§ Task to complete
Using the data below, copy out all lines with the word "découvrirez".

§ Data records
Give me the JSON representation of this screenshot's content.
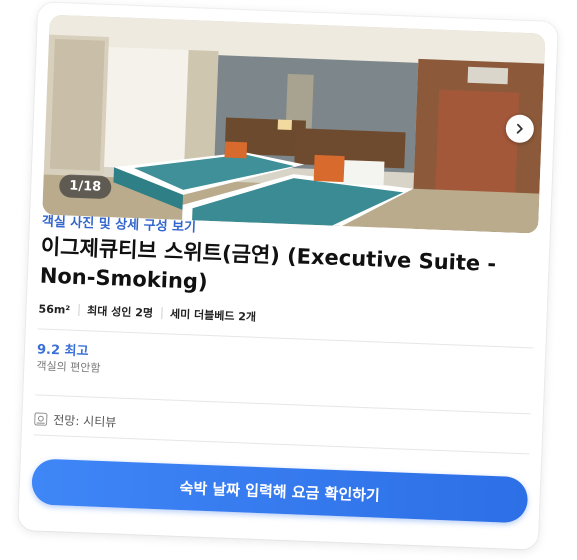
{
  "room": {
    "photo_counter": "1/18",
    "photo_link": "객실 사진 및 상세 구성 보기",
    "title": "이그제큐티브 스위트(금연) (Executive Suite - Non-Smoking)",
    "specs": {
      "size": "56m²",
      "occupancy": "최대 성인 2명",
      "beds": "세미 더블베드 2개"
    },
    "rating": {
      "score_label": "9.2 최고",
      "category": "객실의 편안함"
    },
    "view": "전망: 시티뷰",
    "cta_label": "숙박 날짜 입력해 요금 확인하기"
  },
  "colors": {
    "accent": "#3366cc",
    "rating": "#3a6fd8",
    "cta": "#2d6fe6"
  },
  "icons": {
    "next": "chevron-right-icon",
    "view": "view-icon"
  }
}
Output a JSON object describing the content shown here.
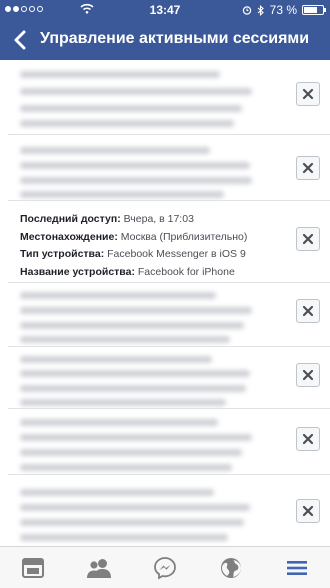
{
  "status_bar": {
    "time": "13:47",
    "battery": "73 %",
    "battery_level": 0.73,
    "signal_bars_filled": 2,
    "signal_bars_total": 5
  },
  "header": {
    "title": "Управление активными сессиями",
    "back_icon": "chevron-left-icon"
  },
  "sessions": [
    {
      "blurred": true
    },
    {
      "blurred": true
    },
    {
      "blurred": false,
      "last_access_label": "Последний доступ:",
      "last_access_value": "Вчера, в 17:03",
      "location_label": "Местонахождение:",
      "location_value": "Москва (Приблизительно)",
      "device_type_label": "Тип устройства:",
      "device_type_value": "Facebook Messenger в iOS 9",
      "device_name_label": "Название устройства:",
      "device_name_value": "Facebook for iPhone"
    },
    {
      "blurred": true
    },
    {
      "blurred": true
    },
    {
      "blurred": true
    },
    {
      "blurred": true
    }
  ],
  "tab_bar": {
    "tabs": [
      "news-feed-icon",
      "friends-icon",
      "messenger-icon",
      "globe-icon",
      "menu-icon"
    ],
    "active": "menu-icon"
  },
  "colors": {
    "brand": "#3b5998",
    "tab_inactive": "#7f7f7f",
    "tab_active": "#4267b2"
  }
}
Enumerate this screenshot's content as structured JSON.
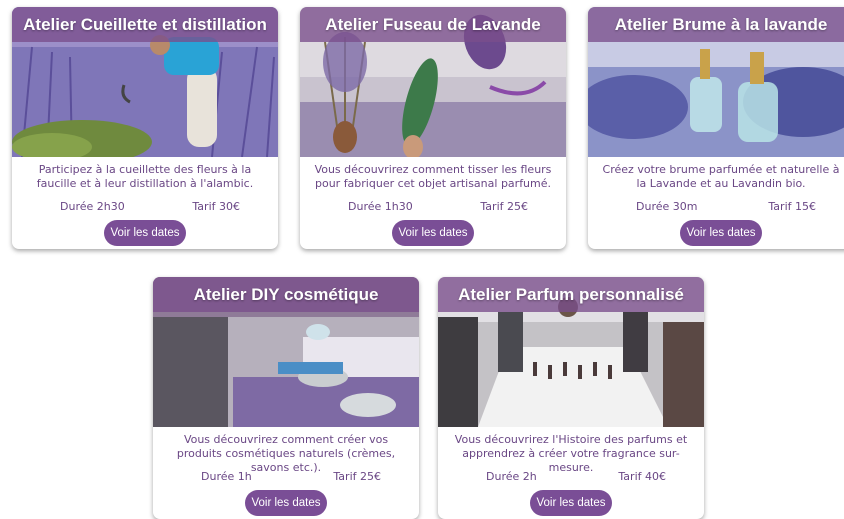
{
  "workshops": [
    {
      "title": "Atelier Cueillette et distillation",
      "description": "Participez à la cueillette des fleurs à la faucille et à leur distillation à l'alambic.",
      "duration": "Durée 2h30",
      "price": "Tarif 30€",
      "button_label": "Voir les dates"
    },
    {
      "title": "Atelier Fuseau de Lavande",
      "description": "Vous découvrirez comment tisser les fleurs pour fabriquer cet objet artisanal parfumé.",
      "duration": "Durée 1h30",
      "price": "Tarif 25€",
      "button_label": "Voir les dates"
    },
    {
      "title": "Atelier Brume à la lavande",
      "description": "Créez votre brume parfumée et naturelle à la Lavande et au Lavandin bio.",
      "duration": "Durée 30m",
      "price": "Tarif 15€",
      "button_label": "Voir les dates"
    },
    {
      "title": "Atelier DIY cosmétique",
      "description": "Vous découvrirez comment créer vos produits cosmétiques naturels (crèmes, savons etc.).",
      "duration": "Durée 1h",
      "price": "Tarif 25€",
      "button_label": "Voir les dates"
    },
    {
      "title": "Atelier Parfum personnalisé",
      "description": "Vous découvrirez l'Histoire des parfums et apprendrez à créer votre fragrance sur-mesure.",
      "duration": "Durée 2h",
      "price": "Tarif 40€",
      "button_label": "Voir les dates"
    }
  ],
  "colors": {
    "accent": "#7a4e96",
    "title_overlay": "#7a4e8c",
    "text": "#6a4785"
  }
}
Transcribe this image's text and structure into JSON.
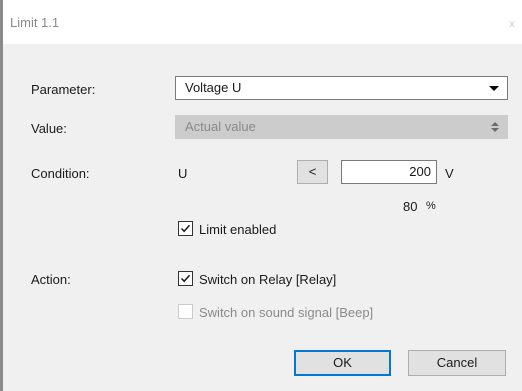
{
  "window": {
    "title": "Limit 1.1",
    "close_glyph": "x"
  },
  "parameter": {
    "label": "Parameter:",
    "value": "Voltage U"
  },
  "value": {
    "label": "Value:",
    "value": "Actual value"
  },
  "condition": {
    "label": "Condition:",
    "symbol": "U",
    "operator": "<",
    "threshold": "200",
    "unit": "V",
    "percent_value": "80",
    "percent_unit": "%"
  },
  "limit_enabled": {
    "label": "Limit enabled",
    "checked": true
  },
  "action": {
    "label": "Action:",
    "relay": {
      "label": "Switch on Relay [Relay]",
      "checked": true
    },
    "sound": {
      "label": "Switch on sound signal [Beep]",
      "checked": false,
      "enabled": false
    }
  },
  "buttons": {
    "ok": "OK",
    "cancel": "Cancel"
  }
}
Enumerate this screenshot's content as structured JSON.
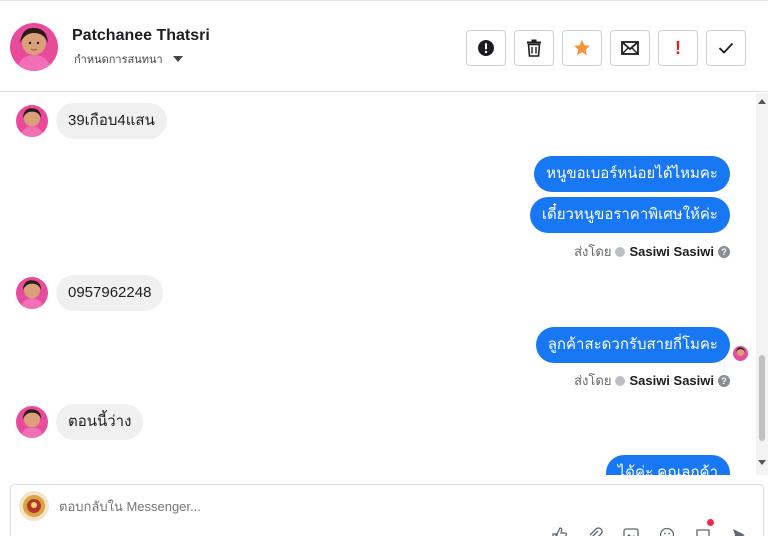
{
  "header": {
    "name": "Patchanee Thatsri",
    "subtitle": "กำหนดการสนทนา",
    "toolbar": [
      {
        "name": "alert-circle-icon"
      },
      {
        "name": "trash-icon"
      },
      {
        "name": "star-icon",
        "color": "#f7923b"
      },
      {
        "name": "mail-icon"
      },
      {
        "name": "spam-icon",
        "label": "!",
        "color": "#e02020"
      },
      {
        "name": "check-icon"
      }
    ]
  },
  "thread": {
    "messages": [
      {
        "dir": "in",
        "text": "39เกือบ4แสน"
      },
      {
        "dir": "out",
        "text": "หนูขอเบอร์หน่อยได้ไหมคะ"
      },
      {
        "dir": "out",
        "text": "เดี๋ยวหนูขอราคาพิเศษให้ค่ะ"
      },
      {
        "dir": "meta",
        "prefix": "ส่งโดย",
        "who": "Sasiwi Sasiwi"
      },
      {
        "dir": "in",
        "text": "0957962248"
      },
      {
        "dir": "out",
        "text": "ลูกค้าสะดวกรับสายกี่โมคะ"
      },
      {
        "dir": "meta",
        "prefix": "ส่งโดย",
        "who": "Sasiwi Sasiwi"
      },
      {
        "dir": "in",
        "text": "ตอนนี้ว่าง"
      },
      {
        "dir": "out",
        "text": "ได้ค่ะ คุณลูกค้า"
      }
    ],
    "help_glyph": "?"
  },
  "composer": {
    "placeholder": "ตอบกลับใน Messenger..."
  },
  "colors": {
    "accent": "#1877f2",
    "bubble_in": "#f0f0f0"
  }
}
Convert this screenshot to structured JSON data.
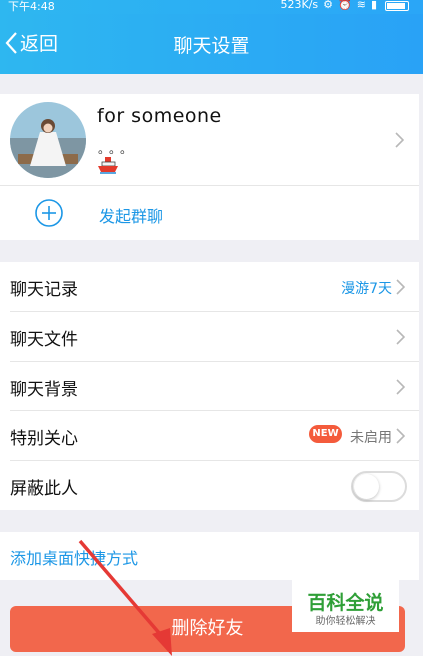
{
  "status_bar": {
    "time": "下午4:48",
    "network_speed": "523K/s"
  },
  "header": {
    "back_label": "返回",
    "title": "聊天设置"
  },
  "profile": {
    "name": "for  someone",
    "status_dots": "。。。"
  },
  "group_chat": {
    "label": "发起群聊"
  },
  "settings": {
    "rows": [
      {
        "label": "聊天记录",
        "value": "漫游7天"
      },
      {
        "label": "聊天文件"
      },
      {
        "label": "聊天背景"
      },
      {
        "label": "特别关心",
        "badge": "NEW",
        "value": "未启用"
      },
      {
        "label": "屏蔽此人",
        "toggle": false
      }
    ]
  },
  "shortcut": {
    "label": "添加桌面快捷方式"
  },
  "delete_button": {
    "label": "删除好友"
  },
  "watermark": {
    "title": "百科全说",
    "subtitle": "助你轻松解决"
  },
  "colors": {
    "header_blue": "#2aa6f7",
    "link_blue": "#1c97e6",
    "delete_red": "#f2674c",
    "badge_red": "#f45b3c",
    "annotation_arrow": "#e53935"
  }
}
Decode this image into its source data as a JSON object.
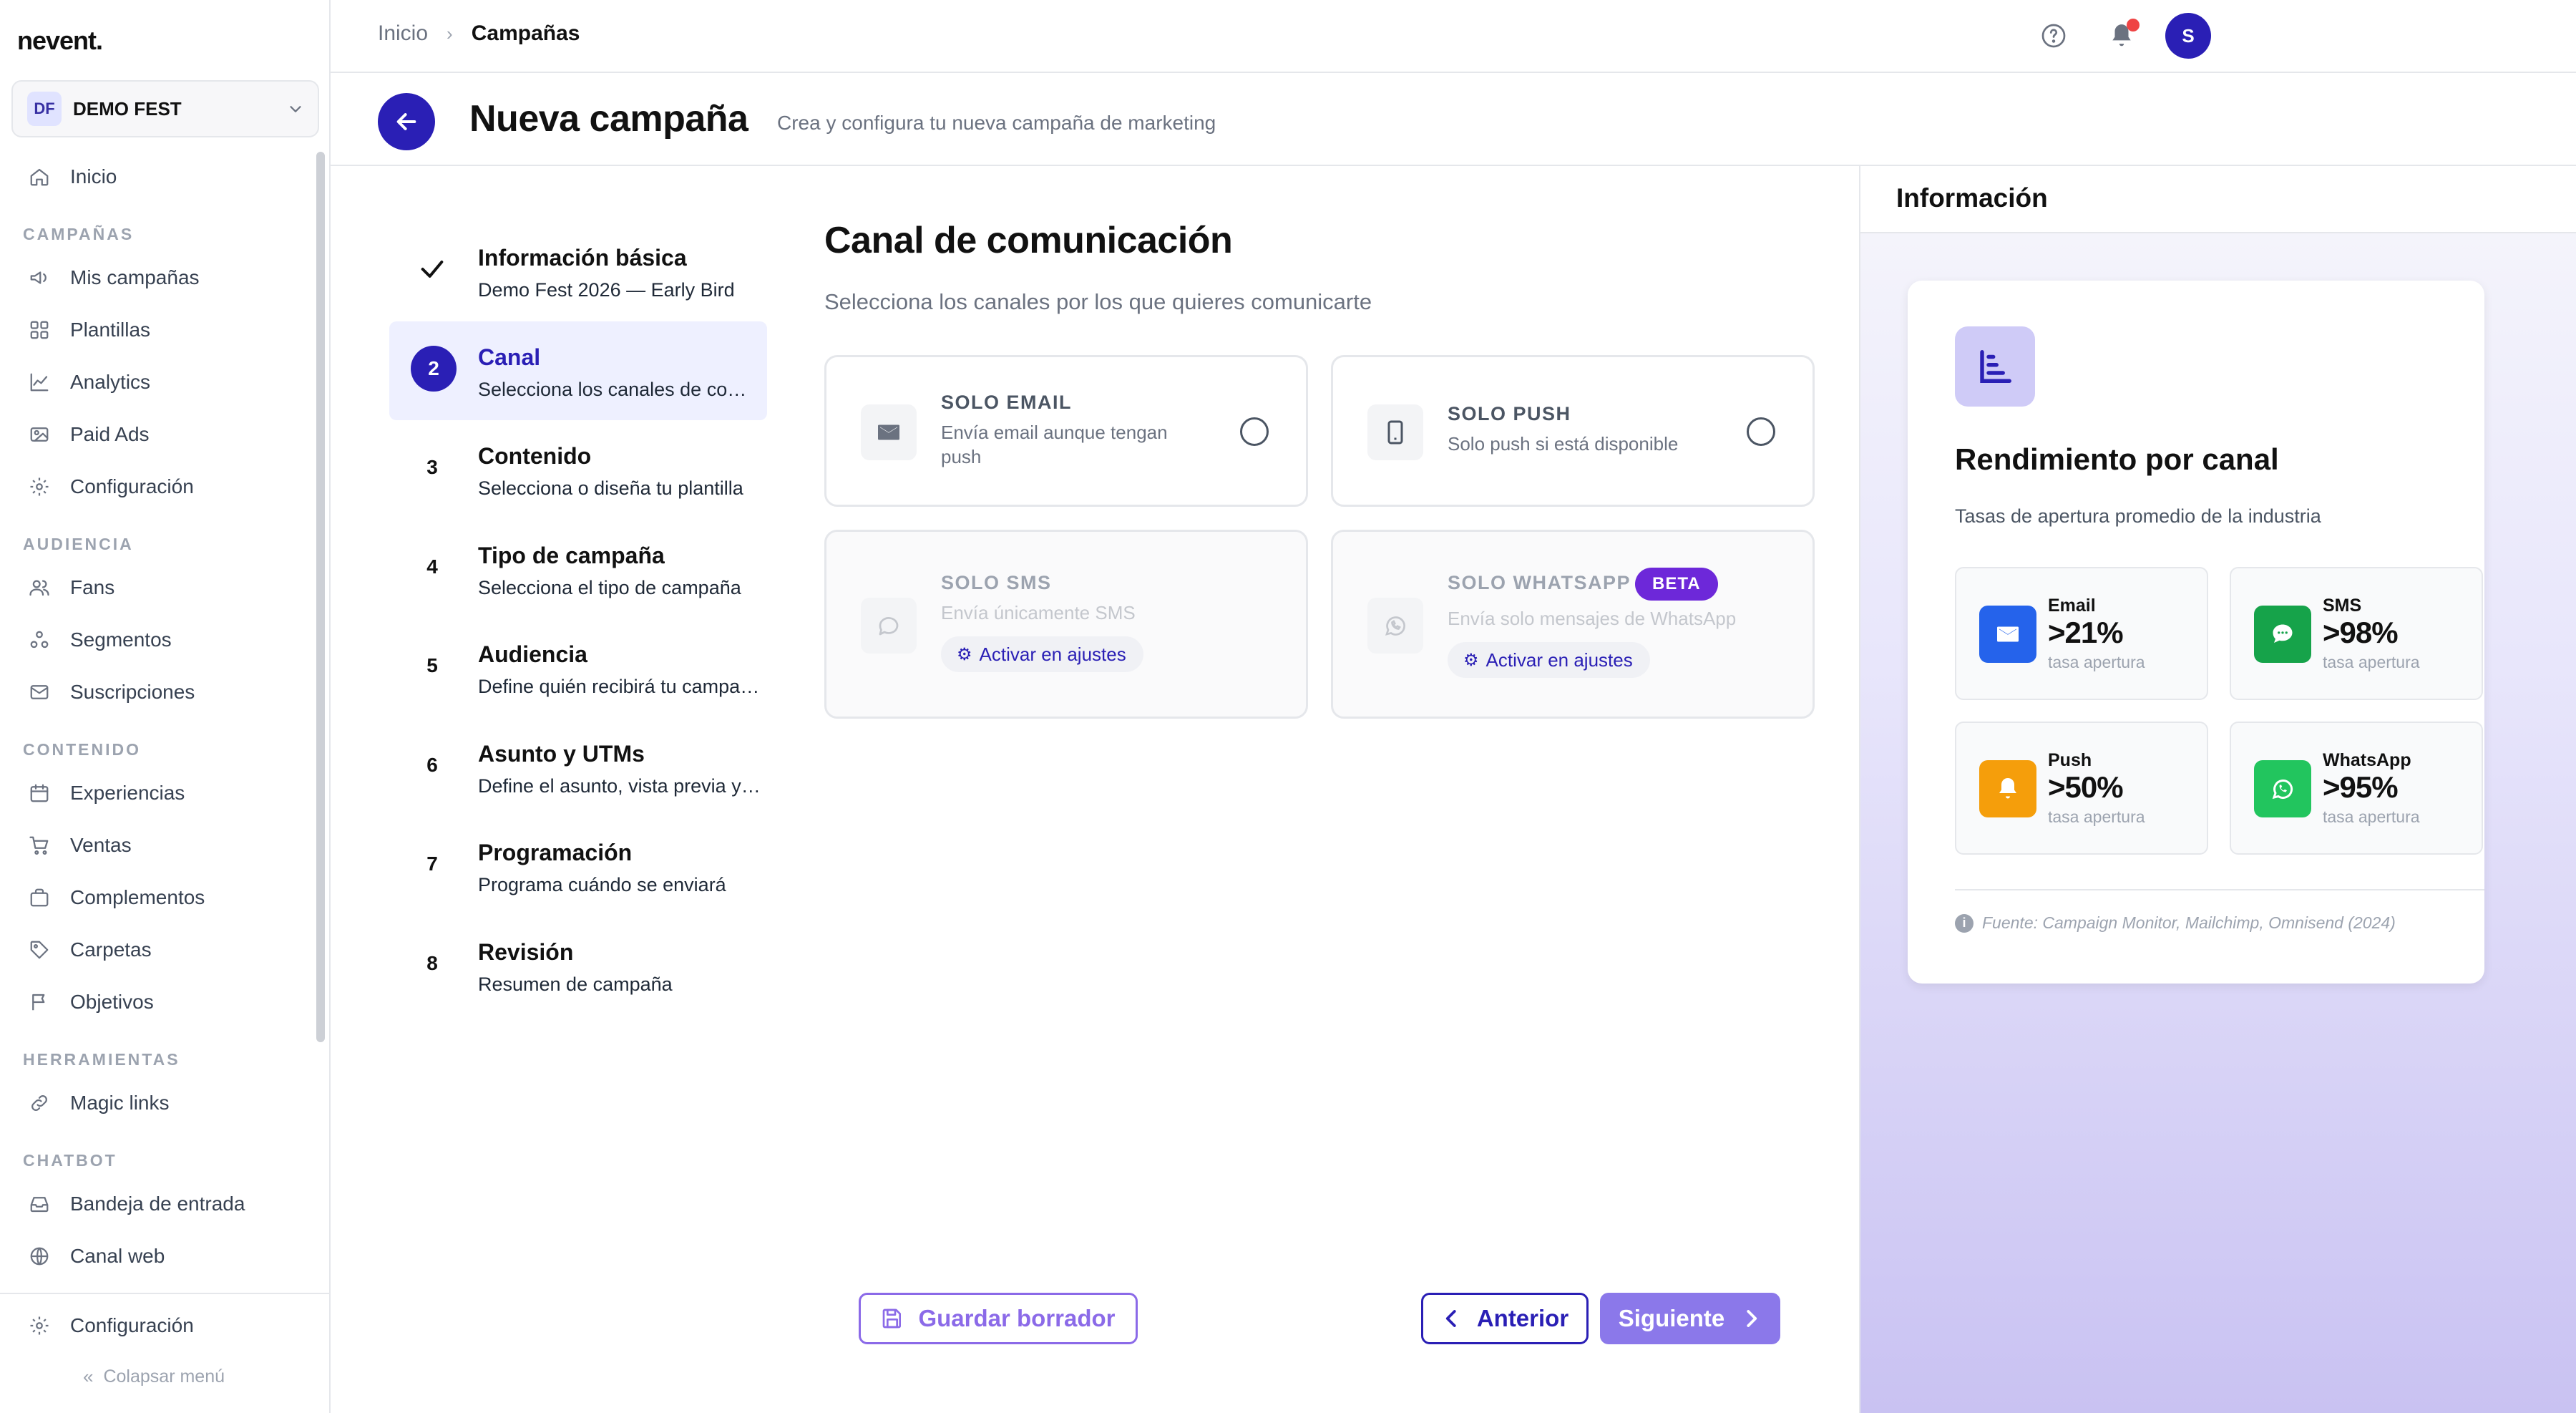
{
  "app": {
    "logo": "nevent."
  },
  "org": {
    "initials": "DF",
    "name": "DEMO FEST"
  },
  "sidebar": {
    "inicio": "Inicio",
    "sections": {
      "campanas": "CAMPAÑAS",
      "audiencia": "AUDIENCIA",
      "contenido": "CONTENIDO",
      "herramientas": "HERRAMIENTAS",
      "chatbot": "CHATBOT"
    },
    "items": {
      "mis_campanas": "Mis campañas",
      "plantillas": "Plantillas",
      "analytics": "Analytics",
      "paid_ads": "Paid Ads",
      "configuracion": "Configuración",
      "fans": "Fans",
      "segmentos": "Segmentos",
      "suscripciones": "Suscripciones",
      "experiencias": "Experiencias",
      "ventas": "Ventas",
      "complementos": "Complementos",
      "carpetas": "Carpetas",
      "objetivos": "Objetivos",
      "magic_links": "Magic links",
      "bandeja": "Bandeja de entrada",
      "canal_web": "Canal web"
    },
    "footer_config": "Configuración",
    "collapse": "Colapsar menú"
  },
  "topbar": {
    "breadcrumb_home": "Inicio",
    "breadcrumb_current": "Campañas",
    "avatar_initial": "S"
  },
  "page": {
    "title": "Nueva campaña",
    "subtitle": "Crea y configura tu nueva campaña de marketing"
  },
  "steps": [
    {
      "num": "",
      "title": "Información básica",
      "desc": "Demo Fest 2026 — Early Bird"
    },
    {
      "num": "2",
      "title": "Canal",
      "desc": "Selecciona los canales de comunicación"
    },
    {
      "num": "3",
      "title": "Contenido",
      "desc": "Selecciona o diseña tu plantilla"
    },
    {
      "num": "4",
      "title": "Tipo de campaña",
      "desc": "Selecciona el tipo de campaña"
    },
    {
      "num": "5",
      "title": "Audiencia",
      "desc": "Define quién recibirá tu campaña"
    },
    {
      "num": "6",
      "title": "Asunto y UTMs",
      "desc": "Define el asunto, vista previa y UTMs"
    },
    {
      "num": "7",
      "title": "Programación",
      "desc": "Programa cuándo se enviará"
    },
    {
      "num": "8",
      "title": "Revisión",
      "desc": "Resumen de campaña"
    }
  ],
  "channel": {
    "title": "Canal de comunicación",
    "subtitle": "Selecciona los canales por los que quieres comunicarte",
    "email": {
      "name": "SOLO EMAIL",
      "desc_1": "Envía email aunque tengan",
      "desc_2": "push"
    },
    "push": {
      "name": "SOLO PUSH",
      "desc": "Solo push si está disponible"
    },
    "sms": {
      "name": "SOLO SMS",
      "desc": "Envía únicamente SMS",
      "action": "Activar en ajustes"
    },
    "whatsapp": {
      "name": "SOLO WHATSAPP",
      "badge": "BETA",
      "desc": "Envía solo mensajes de WhatsApp",
      "action": "Activar en ajustes"
    }
  },
  "actions": {
    "draft": "Guardar borrador",
    "prev": "Anterior",
    "next": "Siguiente"
  },
  "info": {
    "header": "Información",
    "perf_title": "Rendimiento por canal",
    "perf_sub": "Tasas de apertura promedio de la industria",
    "stats": [
      {
        "name": "Email",
        "value": ">21%",
        "label": "tasa apertura",
        "color": "#2563eb"
      },
      {
        "name": "SMS",
        "value": ">98%",
        "label": "tasa apertura",
        "color": "#16a34a"
      },
      {
        "name": "Push",
        "value": ">50%",
        "label": "tasa apertura",
        "color": "#f59e0b"
      },
      {
        "name": "WhatsApp",
        "value": ">95%",
        "label": "tasa apertura",
        "color": "#22c55e"
      }
    ],
    "source": "Fuente: Campaign Monitor, Mailchimp, Omnisend (2024)"
  },
  "colors": {
    "primary": "#2a1fb5",
    "accent": "#8b6ae8",
    "beta": "#6d28d9"
  }
}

§ Solution for this task
      "description": "Vous découvrirez comment tisser les fleurs pour fabriquer cet objet artisanal parfumé.",
      "description": "Vous découvrirez comment créer vos produits cosmétiques naturels (crèmes, savons etc.).",
      "description": "Vous découvrirez l'Histoire des parfums et apprendrez à créer votre fragrance sur-mesure.",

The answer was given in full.